----- INFORMATION SHOWN -----
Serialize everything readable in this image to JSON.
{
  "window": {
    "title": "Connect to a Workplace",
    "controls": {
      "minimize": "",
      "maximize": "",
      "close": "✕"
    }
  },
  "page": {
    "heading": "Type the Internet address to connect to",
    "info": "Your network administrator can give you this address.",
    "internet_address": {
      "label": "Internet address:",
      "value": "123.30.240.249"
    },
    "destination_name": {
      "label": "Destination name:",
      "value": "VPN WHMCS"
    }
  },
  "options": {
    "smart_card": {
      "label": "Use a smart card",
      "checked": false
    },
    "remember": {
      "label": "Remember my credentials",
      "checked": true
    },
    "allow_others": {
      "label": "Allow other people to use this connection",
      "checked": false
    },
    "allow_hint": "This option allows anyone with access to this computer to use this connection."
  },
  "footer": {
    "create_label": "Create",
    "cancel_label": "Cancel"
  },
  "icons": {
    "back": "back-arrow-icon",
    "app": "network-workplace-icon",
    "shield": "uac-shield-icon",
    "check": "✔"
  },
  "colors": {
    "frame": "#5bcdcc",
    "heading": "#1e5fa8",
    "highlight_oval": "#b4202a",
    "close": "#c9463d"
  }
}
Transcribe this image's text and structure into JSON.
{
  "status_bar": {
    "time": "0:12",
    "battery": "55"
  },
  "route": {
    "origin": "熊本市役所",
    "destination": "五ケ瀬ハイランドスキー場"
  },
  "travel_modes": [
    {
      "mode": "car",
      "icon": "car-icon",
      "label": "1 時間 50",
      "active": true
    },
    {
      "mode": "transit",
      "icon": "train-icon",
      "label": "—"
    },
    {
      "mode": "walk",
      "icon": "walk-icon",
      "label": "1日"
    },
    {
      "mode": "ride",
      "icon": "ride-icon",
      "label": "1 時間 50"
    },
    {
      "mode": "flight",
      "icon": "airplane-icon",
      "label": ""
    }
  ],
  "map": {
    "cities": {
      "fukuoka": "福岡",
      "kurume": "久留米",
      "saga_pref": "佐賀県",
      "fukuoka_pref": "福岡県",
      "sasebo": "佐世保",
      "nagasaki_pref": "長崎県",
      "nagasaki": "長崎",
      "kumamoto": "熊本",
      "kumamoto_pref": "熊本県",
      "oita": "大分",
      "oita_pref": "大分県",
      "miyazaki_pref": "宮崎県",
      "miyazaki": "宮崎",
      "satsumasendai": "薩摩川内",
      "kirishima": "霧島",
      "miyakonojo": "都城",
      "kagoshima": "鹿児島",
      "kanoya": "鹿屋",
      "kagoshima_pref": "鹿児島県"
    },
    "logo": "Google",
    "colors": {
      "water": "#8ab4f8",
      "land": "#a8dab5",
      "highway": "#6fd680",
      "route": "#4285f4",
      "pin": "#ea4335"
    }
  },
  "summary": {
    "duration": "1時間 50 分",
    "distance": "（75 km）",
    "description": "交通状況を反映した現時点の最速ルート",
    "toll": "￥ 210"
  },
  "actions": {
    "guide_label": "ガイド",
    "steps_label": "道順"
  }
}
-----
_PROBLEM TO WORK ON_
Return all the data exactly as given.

_FINISHED EXERCISE_
Serialize everything readable in this image to JSON.
{
  "window": {
    "title": "Connect to a Workplace",
    "controls": {
      "minimize": "",
      "maximize": "",
      "close": "✕"
    }
  },
  "page": {
    "heading": "Type the Internet address to connect to",
    "info": "Your network administrator can give you this address.",
    "internet_address": {
      "label": "Internet address:",
      "value": "123.30.240.249"
    },
    "destination_name": {
      "label": "Destination name:",
      "value": "VPN WHMCS"
    }
  },
  "options": {
    "smart_card": {
      "label": "Use a smart card",
      "checked": false
    },
    "remember": {
      "label": "Remember my credentials",
      "checked": true
    },
    "allow_others": {
      "label": "Allow other people to use this connection",
      "checked": false
    },
    "allow_hint": "This option allows anyone with access to this computer to use this connection."
  },
  "footer": {
    "create_label": "Create",
    "cancel_label": "Cancel"
  },
  "icons": {
    "back": "back-arrow-icon",
    "app": "network-workplace-icon",
    "shield": "uac-shield-icon",
    "check": "✔"
  },
  "colors": {
    "frame": "#5bcdcc",
    "heading": "#1e5fa8",
    "highlight_oval": "#b4202a",
    "close": "#c9463d"
  }
}
Transcribe this image's text and structure into JSON.
{
  "status_bar": {
    "time": "0:12",
    "battery": "55"
  },
  "route": {
    "origin": "熊本市役所",
    "destination": "五ケ瀬ハイランドスキー場"
  },
  "travel_modes": [
    {
      "mode": "car",
      "icon": "car-icon",
      "label": "1 時間 50",
      "active": true
    },
    {
      "mode": "transit",
      "icon": "train-icon",
      "label": "—"
    },
    {
      "mode": "walk",
      "icon": "walk-icon",
      "label": "1日"
    },
    {
      "mode": "ride",
      "icon": "ride-icon",
      "label": "1 時間 50"
    },
    {
      "mode": "flight",
      "icon": "airplane-icon",
      "label": ""
    }
  ],
  "map": {
    "cities": {
      "fukuoka": "福岡",
      "kurume": "久留米",
      "saga_pref": "佐賀県",
      "fukuoka_pref": "福岡県",
      "sasebo": "佐世保",
      "nagasaki_pref": "長崎県",
      "nagasaki": "長崎",
      "kumamoto": "熊本",
      "kumamoto_pref": "熊本県",
      "oita": "大分",
      "oita_pref": "大分県",
      "miyazaki_pref": "宮崎県",
      "miyazaki": "宮崎",
      "satsumasendai": "薩摩川内",
      "kirishima": "霧島",
      "miyakonojo": "都城",
      "kagoshima": "鹿児島",
      "kanoya": "鹿屋",
      "kagoshima_pref": "鹿児島県"
    },
    "logo": "Google",
    "colors": {
      "water": "#8ab4f8",
      "land": "#a8dab5",
      "highway": "#6fd680",
      "route": "#4285f4",
      "pin": "#ea4335"
    }
  },
  "summary": {
    "duration": "1時間 50 分",
    "distance": "（75 km）",
    "description": "交通状況を反映した現時点の最速ルート",
    "toll": "￥ 210"
  },
  "actions": {
    "guide_label": "ガイド",
    "steps_label": "道順"
  }
}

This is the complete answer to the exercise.